App and web page records
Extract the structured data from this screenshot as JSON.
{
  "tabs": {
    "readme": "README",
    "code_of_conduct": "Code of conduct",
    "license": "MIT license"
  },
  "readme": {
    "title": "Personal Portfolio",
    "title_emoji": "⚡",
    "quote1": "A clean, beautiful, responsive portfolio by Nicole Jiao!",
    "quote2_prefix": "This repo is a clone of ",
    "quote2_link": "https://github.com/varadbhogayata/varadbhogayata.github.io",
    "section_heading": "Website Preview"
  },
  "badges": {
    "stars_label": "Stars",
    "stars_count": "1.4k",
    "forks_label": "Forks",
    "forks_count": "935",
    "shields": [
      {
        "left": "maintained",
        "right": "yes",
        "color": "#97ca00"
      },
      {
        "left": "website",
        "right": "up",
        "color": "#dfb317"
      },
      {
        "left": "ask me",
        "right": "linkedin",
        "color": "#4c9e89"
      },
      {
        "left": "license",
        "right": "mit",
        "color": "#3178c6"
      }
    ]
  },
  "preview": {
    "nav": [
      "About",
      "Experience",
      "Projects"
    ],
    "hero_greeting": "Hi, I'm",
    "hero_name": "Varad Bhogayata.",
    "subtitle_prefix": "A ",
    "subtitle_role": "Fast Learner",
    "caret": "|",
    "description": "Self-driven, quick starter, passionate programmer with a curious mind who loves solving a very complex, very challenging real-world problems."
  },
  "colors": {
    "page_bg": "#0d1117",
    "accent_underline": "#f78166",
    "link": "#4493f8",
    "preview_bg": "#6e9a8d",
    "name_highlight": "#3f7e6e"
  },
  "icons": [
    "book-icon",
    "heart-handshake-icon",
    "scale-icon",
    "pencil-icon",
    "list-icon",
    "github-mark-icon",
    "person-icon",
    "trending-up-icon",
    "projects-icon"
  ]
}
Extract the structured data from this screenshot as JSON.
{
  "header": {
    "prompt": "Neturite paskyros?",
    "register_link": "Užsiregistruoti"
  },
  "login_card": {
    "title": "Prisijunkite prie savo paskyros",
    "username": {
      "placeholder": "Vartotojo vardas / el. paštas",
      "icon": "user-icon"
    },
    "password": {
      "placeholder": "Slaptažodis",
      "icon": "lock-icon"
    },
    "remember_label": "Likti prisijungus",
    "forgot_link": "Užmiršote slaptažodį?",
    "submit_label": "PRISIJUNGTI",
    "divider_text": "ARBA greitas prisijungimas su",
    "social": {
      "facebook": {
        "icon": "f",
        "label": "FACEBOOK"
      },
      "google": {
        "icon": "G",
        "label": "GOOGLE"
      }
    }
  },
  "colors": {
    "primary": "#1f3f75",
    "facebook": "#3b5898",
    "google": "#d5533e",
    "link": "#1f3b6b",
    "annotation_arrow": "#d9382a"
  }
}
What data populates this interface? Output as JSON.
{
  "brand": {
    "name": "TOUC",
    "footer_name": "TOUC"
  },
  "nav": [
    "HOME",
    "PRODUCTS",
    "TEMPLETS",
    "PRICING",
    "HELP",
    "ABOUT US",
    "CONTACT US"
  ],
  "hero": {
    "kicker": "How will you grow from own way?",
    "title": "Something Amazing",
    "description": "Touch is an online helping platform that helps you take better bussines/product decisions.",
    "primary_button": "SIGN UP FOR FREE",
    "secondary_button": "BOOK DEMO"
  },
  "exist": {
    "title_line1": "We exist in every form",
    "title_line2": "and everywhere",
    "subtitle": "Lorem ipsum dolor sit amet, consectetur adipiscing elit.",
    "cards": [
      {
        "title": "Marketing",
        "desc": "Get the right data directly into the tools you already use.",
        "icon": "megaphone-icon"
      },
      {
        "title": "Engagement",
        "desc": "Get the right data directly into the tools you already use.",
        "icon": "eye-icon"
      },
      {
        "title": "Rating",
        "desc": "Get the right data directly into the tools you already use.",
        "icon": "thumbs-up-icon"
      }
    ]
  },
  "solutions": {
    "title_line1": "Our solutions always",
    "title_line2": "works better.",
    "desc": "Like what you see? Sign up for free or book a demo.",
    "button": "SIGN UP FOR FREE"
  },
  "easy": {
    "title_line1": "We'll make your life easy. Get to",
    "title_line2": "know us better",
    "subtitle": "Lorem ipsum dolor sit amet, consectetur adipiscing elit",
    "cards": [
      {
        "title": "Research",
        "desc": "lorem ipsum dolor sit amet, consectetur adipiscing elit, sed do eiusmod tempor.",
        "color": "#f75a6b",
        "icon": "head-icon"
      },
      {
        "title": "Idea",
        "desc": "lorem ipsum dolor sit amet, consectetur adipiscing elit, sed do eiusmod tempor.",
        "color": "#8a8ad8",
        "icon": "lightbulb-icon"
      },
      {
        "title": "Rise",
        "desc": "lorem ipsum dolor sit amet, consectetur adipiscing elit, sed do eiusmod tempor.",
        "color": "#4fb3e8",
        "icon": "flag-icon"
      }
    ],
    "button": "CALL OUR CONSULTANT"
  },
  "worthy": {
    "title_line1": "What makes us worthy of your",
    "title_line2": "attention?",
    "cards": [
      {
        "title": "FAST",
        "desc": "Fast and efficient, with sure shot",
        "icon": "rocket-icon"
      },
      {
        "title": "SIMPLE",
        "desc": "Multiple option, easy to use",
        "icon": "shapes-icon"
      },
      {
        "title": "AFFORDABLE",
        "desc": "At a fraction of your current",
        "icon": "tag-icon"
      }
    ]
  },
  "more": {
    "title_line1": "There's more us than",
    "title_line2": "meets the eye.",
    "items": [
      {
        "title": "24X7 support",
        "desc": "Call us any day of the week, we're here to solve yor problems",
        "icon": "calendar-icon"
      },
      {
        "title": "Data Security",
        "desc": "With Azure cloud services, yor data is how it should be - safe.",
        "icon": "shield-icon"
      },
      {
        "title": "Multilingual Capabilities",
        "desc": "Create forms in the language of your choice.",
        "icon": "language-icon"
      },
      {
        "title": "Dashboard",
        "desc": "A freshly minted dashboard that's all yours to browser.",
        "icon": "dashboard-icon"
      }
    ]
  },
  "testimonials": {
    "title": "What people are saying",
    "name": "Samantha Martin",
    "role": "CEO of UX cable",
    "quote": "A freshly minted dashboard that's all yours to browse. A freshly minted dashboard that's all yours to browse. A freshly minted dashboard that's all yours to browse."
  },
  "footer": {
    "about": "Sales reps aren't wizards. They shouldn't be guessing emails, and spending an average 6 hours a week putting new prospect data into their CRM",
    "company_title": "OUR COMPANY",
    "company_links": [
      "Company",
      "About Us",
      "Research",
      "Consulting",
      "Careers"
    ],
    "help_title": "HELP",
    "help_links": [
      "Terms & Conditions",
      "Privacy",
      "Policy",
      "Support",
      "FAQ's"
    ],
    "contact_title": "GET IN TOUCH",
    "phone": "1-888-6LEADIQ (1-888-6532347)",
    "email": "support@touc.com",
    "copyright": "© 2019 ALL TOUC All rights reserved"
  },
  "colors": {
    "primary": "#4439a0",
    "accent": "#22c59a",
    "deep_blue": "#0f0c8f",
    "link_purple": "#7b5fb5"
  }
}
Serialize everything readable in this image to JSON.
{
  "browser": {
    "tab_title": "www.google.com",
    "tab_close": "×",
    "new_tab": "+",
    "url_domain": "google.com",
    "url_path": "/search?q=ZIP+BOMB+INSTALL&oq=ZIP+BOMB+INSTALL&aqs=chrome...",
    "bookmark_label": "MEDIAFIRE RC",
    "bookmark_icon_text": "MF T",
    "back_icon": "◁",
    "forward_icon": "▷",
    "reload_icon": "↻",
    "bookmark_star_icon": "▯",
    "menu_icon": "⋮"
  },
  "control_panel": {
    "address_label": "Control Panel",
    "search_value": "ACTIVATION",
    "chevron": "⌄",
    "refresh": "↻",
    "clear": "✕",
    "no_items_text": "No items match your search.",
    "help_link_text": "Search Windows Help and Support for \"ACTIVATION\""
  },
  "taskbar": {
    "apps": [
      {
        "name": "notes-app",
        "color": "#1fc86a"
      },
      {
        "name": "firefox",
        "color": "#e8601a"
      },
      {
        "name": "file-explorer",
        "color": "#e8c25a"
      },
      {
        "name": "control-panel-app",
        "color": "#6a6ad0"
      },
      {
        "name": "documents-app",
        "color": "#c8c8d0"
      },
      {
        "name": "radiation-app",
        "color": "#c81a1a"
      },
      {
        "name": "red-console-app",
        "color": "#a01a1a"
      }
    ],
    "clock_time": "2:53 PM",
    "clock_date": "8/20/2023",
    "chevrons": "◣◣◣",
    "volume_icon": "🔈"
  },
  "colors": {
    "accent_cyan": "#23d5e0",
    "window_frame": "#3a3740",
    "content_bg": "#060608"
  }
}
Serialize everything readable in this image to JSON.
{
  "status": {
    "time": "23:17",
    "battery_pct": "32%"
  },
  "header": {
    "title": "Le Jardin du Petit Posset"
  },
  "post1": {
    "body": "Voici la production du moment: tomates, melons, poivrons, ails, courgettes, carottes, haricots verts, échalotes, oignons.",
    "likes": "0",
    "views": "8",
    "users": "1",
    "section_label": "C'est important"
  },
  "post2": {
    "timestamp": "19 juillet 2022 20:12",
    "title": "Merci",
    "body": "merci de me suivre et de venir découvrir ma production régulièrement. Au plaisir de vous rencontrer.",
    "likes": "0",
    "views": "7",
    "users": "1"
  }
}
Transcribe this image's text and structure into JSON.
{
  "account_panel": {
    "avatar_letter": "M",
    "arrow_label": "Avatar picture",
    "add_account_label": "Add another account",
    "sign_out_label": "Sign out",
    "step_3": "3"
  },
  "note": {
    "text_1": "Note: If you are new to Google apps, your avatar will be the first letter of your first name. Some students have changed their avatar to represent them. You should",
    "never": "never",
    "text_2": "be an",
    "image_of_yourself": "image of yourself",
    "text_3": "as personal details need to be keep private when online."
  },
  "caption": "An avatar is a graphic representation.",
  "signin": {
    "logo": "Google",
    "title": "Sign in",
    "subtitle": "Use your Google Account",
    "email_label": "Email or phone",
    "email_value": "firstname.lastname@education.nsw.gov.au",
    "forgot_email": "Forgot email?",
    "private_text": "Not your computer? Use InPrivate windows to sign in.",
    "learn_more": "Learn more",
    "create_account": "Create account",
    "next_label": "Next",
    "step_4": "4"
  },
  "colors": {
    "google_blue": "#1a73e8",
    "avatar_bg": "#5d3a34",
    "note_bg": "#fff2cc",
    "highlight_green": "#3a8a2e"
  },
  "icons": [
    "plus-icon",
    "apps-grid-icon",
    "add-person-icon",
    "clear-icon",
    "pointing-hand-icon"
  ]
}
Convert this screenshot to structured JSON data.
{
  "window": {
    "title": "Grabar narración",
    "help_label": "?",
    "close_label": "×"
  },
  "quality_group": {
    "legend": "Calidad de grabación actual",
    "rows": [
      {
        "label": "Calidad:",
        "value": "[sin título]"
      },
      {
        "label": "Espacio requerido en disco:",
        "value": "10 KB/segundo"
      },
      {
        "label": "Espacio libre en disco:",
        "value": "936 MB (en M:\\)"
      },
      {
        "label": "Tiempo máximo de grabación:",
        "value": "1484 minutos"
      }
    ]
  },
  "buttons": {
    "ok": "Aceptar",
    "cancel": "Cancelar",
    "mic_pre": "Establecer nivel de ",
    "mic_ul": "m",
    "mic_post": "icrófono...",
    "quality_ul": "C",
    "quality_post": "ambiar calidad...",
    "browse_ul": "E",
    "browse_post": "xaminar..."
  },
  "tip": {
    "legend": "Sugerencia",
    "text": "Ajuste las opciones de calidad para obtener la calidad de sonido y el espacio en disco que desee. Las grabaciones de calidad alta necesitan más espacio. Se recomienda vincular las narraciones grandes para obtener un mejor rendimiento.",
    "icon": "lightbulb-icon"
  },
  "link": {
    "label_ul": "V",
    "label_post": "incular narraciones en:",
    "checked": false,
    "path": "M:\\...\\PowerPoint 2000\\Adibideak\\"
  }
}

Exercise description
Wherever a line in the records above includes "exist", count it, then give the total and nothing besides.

Solved problem
2